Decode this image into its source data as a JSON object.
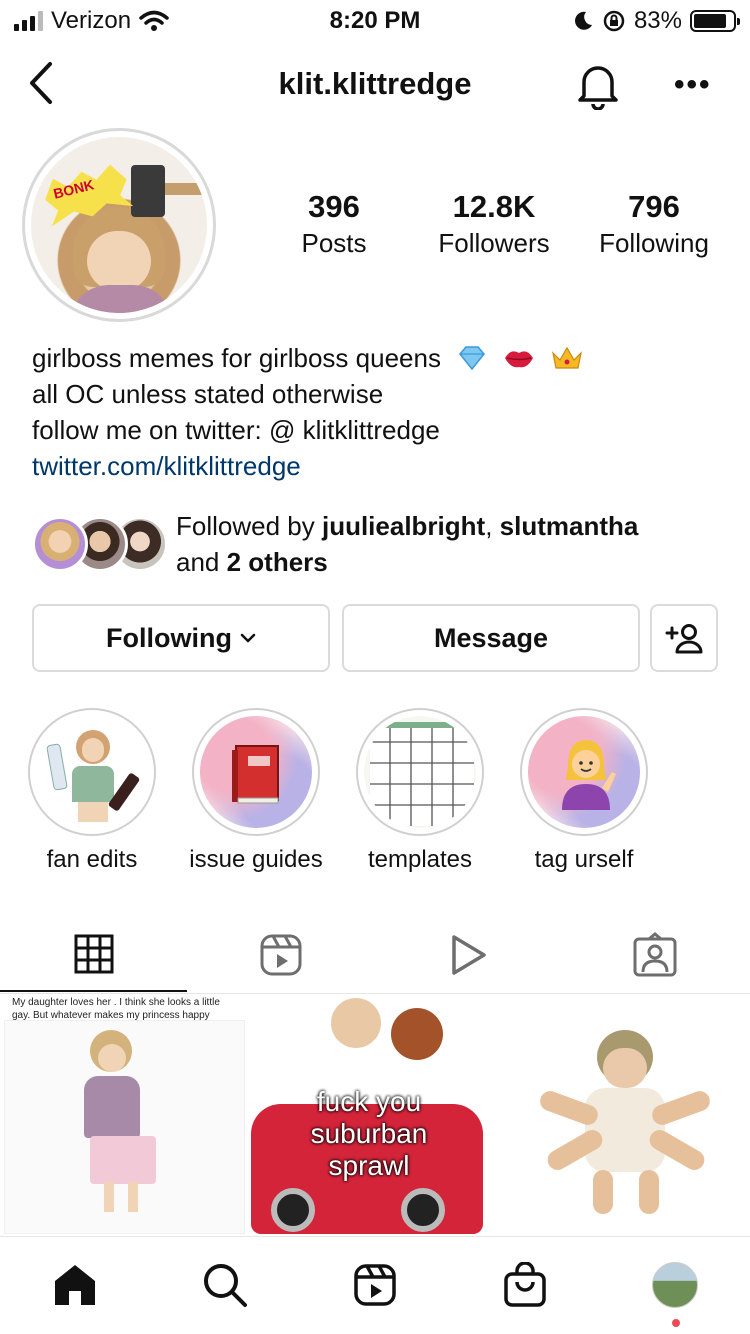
{
  "status_bar": {
    "carrier": "Verizon",
    "time": "8:20 PM",
    "battery": "83%",
    "battery_level": 0.83
  },
  "header": {
    "username": "klit.klittredge"
  },
  "profile": {
    "stats": [
      {
        "value": "396",
        "label": "Posts"
      },
      {
        "value": "12.8K",
        "label": "Followers"
      },
      {
        "value": "796",
        "label": "Following"
      }
    ],
    "avatar_text": "BONK",
    "bio": {
      "line1": "girlboss memes for girlboss queens",
      "line2": "all OC unless stated otherwise",
      "line3": "follow me on twitter: @ klitklittredge",
      "link": "twitter.com/klitklittredge"
    },
    "followed_by": {
      "prefix": "Followed by ",
      "user1": "juulieal​bright",
      "sep": ", ",
      "user2": "slutmantha",
      "and": "and ",
      "others": "2 others"
    }
  },
  "actions": {
    "following": "Following",
    "message": "Message"
  },
  "highlights": [
    {
      "label": "fan edits"
    },
    {
      "label": "issue guides"
    },
    {
      "label": "templates"
    },
    {
      "label": "tag urself"
    }
  ],
  "posts": [
    {
      "caption": "My daughter loves her . I think she looks a little gay. But whatever makes my princess happy"
    },
    {
      "caption": "fuck you suburban sprawl"
    },
    {
      "caption": ""
    }
  ],
  "icons": {
    "back": "chevron-left-icon",
    "bell": "bell-icon",
    "more": "more-icon",
    "grid": "grid-icon",
    "reels": "reels-icon",
    "play": "play-icon",
    "tagged": "tagged-icon",
    "home": "home-icon",
    "search": "search-icon",
    "shop": "shop-icon"
  },
  "colors": {
    "link": "#00376b",
    "border": "#dbdbdb",
    "notification_dot": "#ed4956"
  }
}
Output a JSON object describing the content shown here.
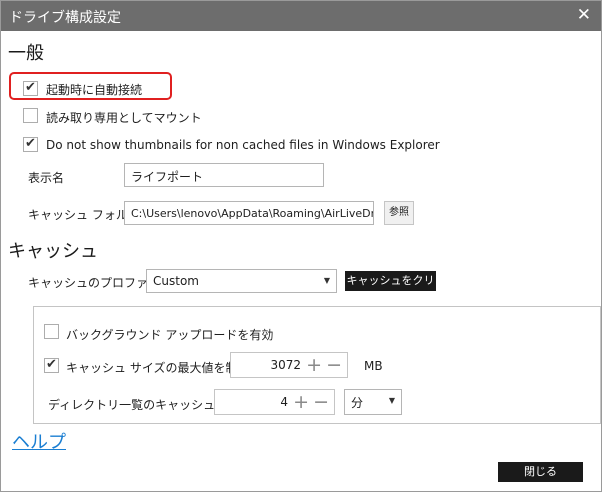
{
  "window": {
    "title": "ドライブ構成設定",
    "close_glyph": "✕"
  },
  "general": {
    "heading": "一般",
    "auto_connect": {
      "label": "起動時に自動接続",
      "checked": true
    },
    "read_only": {
      "label": "読み取り専用としてマウント",
      "checked": false
    },
    "no_thumbnails": {
      "label": "Do not show thumbnails for non cached files in Windows Explorer",
      "checked": true
    },
    "display_name": {
      "label": "表示名",
      "value": "ライフポート"
    },
    "cache_folder": {
      "label": "キャッシュ フォルダ",
      "value": "C:\\Users\\lenovo\\AppData\\Roaming\\AirLiveDr",
      "browse_label": "参照"
    }
  },
  "cache": {
    "heading": "キャッシュ",
    "profile": {
      "label": "キャッシュのプロファイル",
      "value": "Custom"
    },
    "clear_label": "キャッシュをクリア",
    "background_upload": {
      "label": "バックグラウンド アップロードを有効",
      "checked": false
    },
    "max_size": {
      "label": "キャッシュ サイズの最大値を制限",
      "checked": true,
      "value": "3072",
      "unit": "MB"
    },
    "dir_cache_time": {
      "label": "ディレクトリ一覧のキャッシュ時間",
      "value": "4",
      "unit": "分"
    }
  },
  "footer": {
    "help_label": "ヘルプ",
    "close_label": "閉じる"
  },
  "glyphs": {
    "check": "✔",
    "plus": "+",
    "minus": "−",
    "dropdown": "▼"
  },
  "colors": {
    "titlebar": "#6d6d6d",
    "highlight": "#e02020",
    "link": "#1a7ed2"
  }
}
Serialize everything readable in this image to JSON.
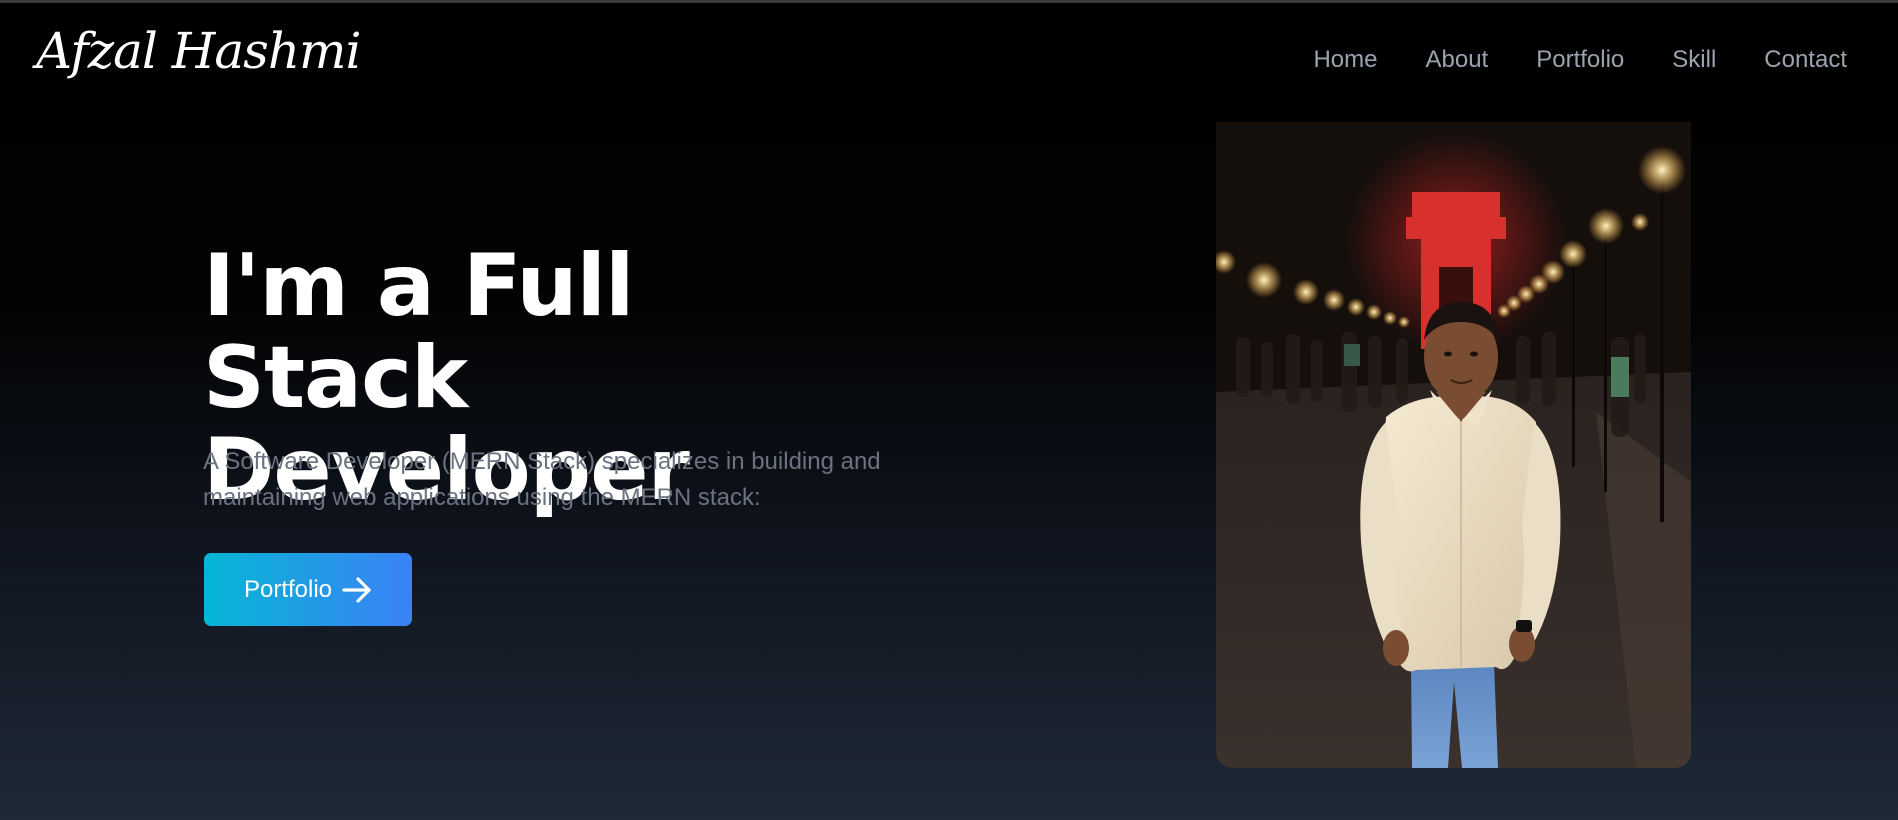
{
  "brand": {
    "logo_text": "Afzal Hashmi"
  },
  "nav": {
    "items": [
      {
        "label": "Home"
      },
      {
        "label": "About"
      },
      {
        "label": "Portfolio"
      },
      {
        "label": "Skill"
      },
      {
        "label": "Contact"
      }
    ]
  },
  "hero": {
    "title": "I'm a Full Stack Developer",
    "description": "A Software Developer (MERN Stack) specializes in building and maintaining web applications using the MERN stack:",
    "cta_label": "Portfolio",
    "cta_icon": "arrow-right-icon"
  },
  "colors": {
    "nav_text": "#9ca3af",
    "description_text": "#6b7280",
    "button_gradient_start": "#06b6d4",
    "button_gradient_end": "#3b82f6",
    "background_top": "#000000",
    "background_bottom": "#1f2937"
  }
}
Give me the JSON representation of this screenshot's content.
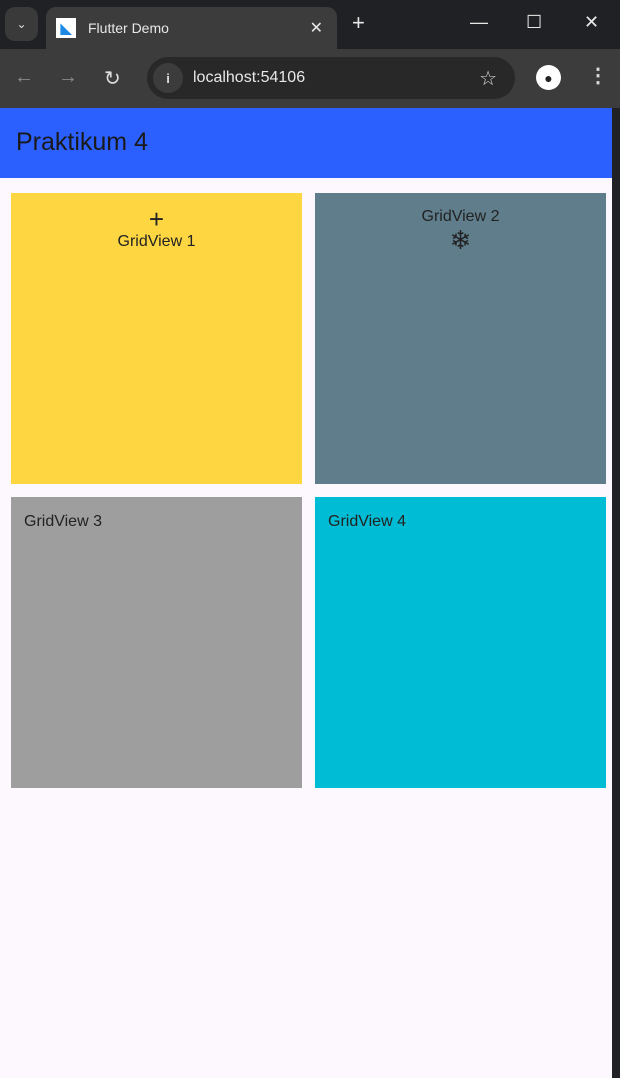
{
  "browser": {
    "tab_title": "Flutter Demo",
    "url": "localhost:54106"
  },
  "app": {
    "title": "Praktikum 4"
  },
  "tiles": [
    {
      "label": "GridView 1",
      "icon": "add-icon",
      "color": "#FDD641"
    },
    {
      "label": "GridView 2",
      "icon": "ac-unit-icon",
      "color": "#607D8B"
    },
    {
      "label": "GridView 3",
      "color": "#9E9E9E"
    },
    {
      "label": "GridView 4",
      "color": "#00BCD4"
    }
  ]
}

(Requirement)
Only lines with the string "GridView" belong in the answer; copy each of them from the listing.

(Written solution)
      "label": "GridView 1",
      "label": "GridView 2",
      "label": "GridView 3",
      "label": "GridView 4",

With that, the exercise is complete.